From the front of the car, the design was fairly normal for the 1950’s era. Extensive amounts of chrome littered the front end. Two headlights, located side-by-side, were placed on each sides of the vehicle. A front grill was used to help keep the engine cool. View the car from the side and it becomes immediately clear that this is a big vehicle. The length of the vehicle could be extended an additional 11 inches by adding the Continental spare tire cover to the rear of the car.
At the back end the Impala was fited with "bat wing" rear fenders, "cat’s eye" taillamps, and a huge decklid, and had also a huge cargo hold, big enough to pack in a half-dozen couples for Saturday night partying.
Viewing the car from the rear, the car quickly ends up in a league of its own, with only a few other vehicles such as the Cadillac Series 62 / DeVille having such a radical rear-end. The vehicle featured rear-fins that resembled cats-eyes. To top it all off, this car was not-only long, it was also very wide.
The 1959 Impala (and the ’60 and ’61 models that followed) had narrow C-pillars and plentiful glass, which led these cars to be nicknamed "bubbletops." The long sweeping lines were the final iteration of a decade of flamboyant GM styling, all of which came to an end with the squared-off look introduced in 1963.
The bubbletop design does result in a significant greenhouse effect, causing these cars to become very hot in the summer. In fact, partly due to the bubbletops’ reputation as "cookers," full-size Ford coupes outsold Chevys in ’60 and ’61.
The name Impala originated from a southern African antelope known for its speed and prowess. Introduced in 1958, the Impala was developed by chief engineer automotive executive for General Motors, Edward Cole.

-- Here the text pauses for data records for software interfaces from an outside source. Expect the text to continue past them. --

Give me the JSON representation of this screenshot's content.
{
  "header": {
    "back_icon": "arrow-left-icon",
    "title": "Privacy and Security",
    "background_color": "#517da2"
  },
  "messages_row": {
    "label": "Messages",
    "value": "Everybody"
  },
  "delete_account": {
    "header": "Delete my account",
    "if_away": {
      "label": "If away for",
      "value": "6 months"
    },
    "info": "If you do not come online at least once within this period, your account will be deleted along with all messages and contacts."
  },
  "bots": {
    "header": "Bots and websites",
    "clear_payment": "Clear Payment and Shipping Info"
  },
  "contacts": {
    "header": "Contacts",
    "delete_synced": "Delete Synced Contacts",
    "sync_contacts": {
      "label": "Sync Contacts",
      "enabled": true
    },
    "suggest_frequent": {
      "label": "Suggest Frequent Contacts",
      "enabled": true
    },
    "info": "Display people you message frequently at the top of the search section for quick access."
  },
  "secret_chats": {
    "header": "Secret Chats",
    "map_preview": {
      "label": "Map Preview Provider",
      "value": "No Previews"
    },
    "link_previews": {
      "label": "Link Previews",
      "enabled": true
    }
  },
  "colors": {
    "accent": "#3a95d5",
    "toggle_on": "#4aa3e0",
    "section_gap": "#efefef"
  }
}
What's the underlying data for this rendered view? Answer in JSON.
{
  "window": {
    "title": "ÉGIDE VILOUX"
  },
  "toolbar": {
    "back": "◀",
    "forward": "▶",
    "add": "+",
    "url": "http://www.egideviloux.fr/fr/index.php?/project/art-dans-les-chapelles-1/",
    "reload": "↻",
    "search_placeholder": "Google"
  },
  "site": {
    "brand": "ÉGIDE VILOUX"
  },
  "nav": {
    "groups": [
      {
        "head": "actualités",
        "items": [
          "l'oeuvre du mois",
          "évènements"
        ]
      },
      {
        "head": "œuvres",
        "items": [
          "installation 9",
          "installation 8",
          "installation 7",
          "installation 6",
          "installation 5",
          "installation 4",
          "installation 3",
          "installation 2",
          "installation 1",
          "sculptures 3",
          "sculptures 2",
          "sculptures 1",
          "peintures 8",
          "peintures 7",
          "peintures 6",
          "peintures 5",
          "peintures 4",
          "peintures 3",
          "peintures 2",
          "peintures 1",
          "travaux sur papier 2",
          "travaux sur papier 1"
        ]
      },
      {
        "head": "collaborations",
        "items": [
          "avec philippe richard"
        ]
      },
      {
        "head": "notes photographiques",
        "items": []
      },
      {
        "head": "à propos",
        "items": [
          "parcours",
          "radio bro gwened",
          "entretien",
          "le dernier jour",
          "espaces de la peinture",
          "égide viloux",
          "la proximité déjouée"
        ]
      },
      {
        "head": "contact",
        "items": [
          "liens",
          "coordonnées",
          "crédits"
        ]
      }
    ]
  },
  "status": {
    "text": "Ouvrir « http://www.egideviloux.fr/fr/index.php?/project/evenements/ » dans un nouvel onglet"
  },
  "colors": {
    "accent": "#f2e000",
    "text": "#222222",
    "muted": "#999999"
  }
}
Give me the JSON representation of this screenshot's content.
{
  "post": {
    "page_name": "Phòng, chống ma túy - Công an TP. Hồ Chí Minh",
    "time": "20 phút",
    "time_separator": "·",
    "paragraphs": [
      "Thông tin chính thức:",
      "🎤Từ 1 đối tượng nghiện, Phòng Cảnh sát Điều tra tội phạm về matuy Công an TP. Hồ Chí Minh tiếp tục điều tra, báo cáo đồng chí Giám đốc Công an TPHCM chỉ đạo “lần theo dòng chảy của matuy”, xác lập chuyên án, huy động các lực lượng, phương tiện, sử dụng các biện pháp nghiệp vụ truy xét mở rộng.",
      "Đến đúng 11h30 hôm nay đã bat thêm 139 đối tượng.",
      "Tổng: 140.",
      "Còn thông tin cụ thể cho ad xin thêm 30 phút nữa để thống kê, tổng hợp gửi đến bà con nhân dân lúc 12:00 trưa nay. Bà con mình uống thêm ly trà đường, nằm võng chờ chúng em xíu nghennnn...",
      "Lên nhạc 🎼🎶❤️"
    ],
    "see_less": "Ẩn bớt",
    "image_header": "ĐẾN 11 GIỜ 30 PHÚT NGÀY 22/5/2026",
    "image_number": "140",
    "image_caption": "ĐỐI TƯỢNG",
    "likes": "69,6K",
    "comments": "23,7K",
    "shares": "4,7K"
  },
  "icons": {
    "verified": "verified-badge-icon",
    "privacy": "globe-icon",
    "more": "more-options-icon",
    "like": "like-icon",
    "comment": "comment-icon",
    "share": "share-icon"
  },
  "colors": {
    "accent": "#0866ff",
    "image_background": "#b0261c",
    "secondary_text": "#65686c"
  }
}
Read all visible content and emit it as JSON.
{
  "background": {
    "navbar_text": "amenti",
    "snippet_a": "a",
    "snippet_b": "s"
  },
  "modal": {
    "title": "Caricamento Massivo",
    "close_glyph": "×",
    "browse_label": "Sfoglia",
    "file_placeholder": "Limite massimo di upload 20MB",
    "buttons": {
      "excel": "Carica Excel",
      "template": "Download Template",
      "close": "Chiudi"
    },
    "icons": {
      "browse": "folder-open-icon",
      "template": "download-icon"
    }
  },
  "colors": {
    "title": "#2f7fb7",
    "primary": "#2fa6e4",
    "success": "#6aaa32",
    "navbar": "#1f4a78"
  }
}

Michigan born, Cole was the son of a dairy farmer whose lifelong aspiration was to become an automotive engineer. Beginning as a lab assistant for the General Motors Institute, Cole worked in engineering before gaining recognition and becoming promoted to chief engineer in 1952. Cole eventually became president of Chevrolet in 1967.
While the Impala was the top-of-the-line Chevy, and hence available with many convenience options including power steering, brakes, windows and air conditioning (not to mention foam seat cushions and an electric clock), it could also be ordered with a variety of Chevrolet’s most powerful engines.
There were eight powerplants available in 1959, the most powerful being the Turbo-Thrust 348 cubic-inches V8 capable of producing 315 horsepower, triple carburetor. Even though the vehicle weighed 3650 lbs, it could achieve a zero-to-sixty run in about 9 seconds. Top speed was in the neighborhood of 130 miles-per-hour.
Continuing for a decade as the best-selling automobile in the U.S. Impala broke the record for sales with over 13 million units sold. The Impala held this record until 1977 setting an ‘all-time industry annual sales record of more than 1 million units.
This is a true success car.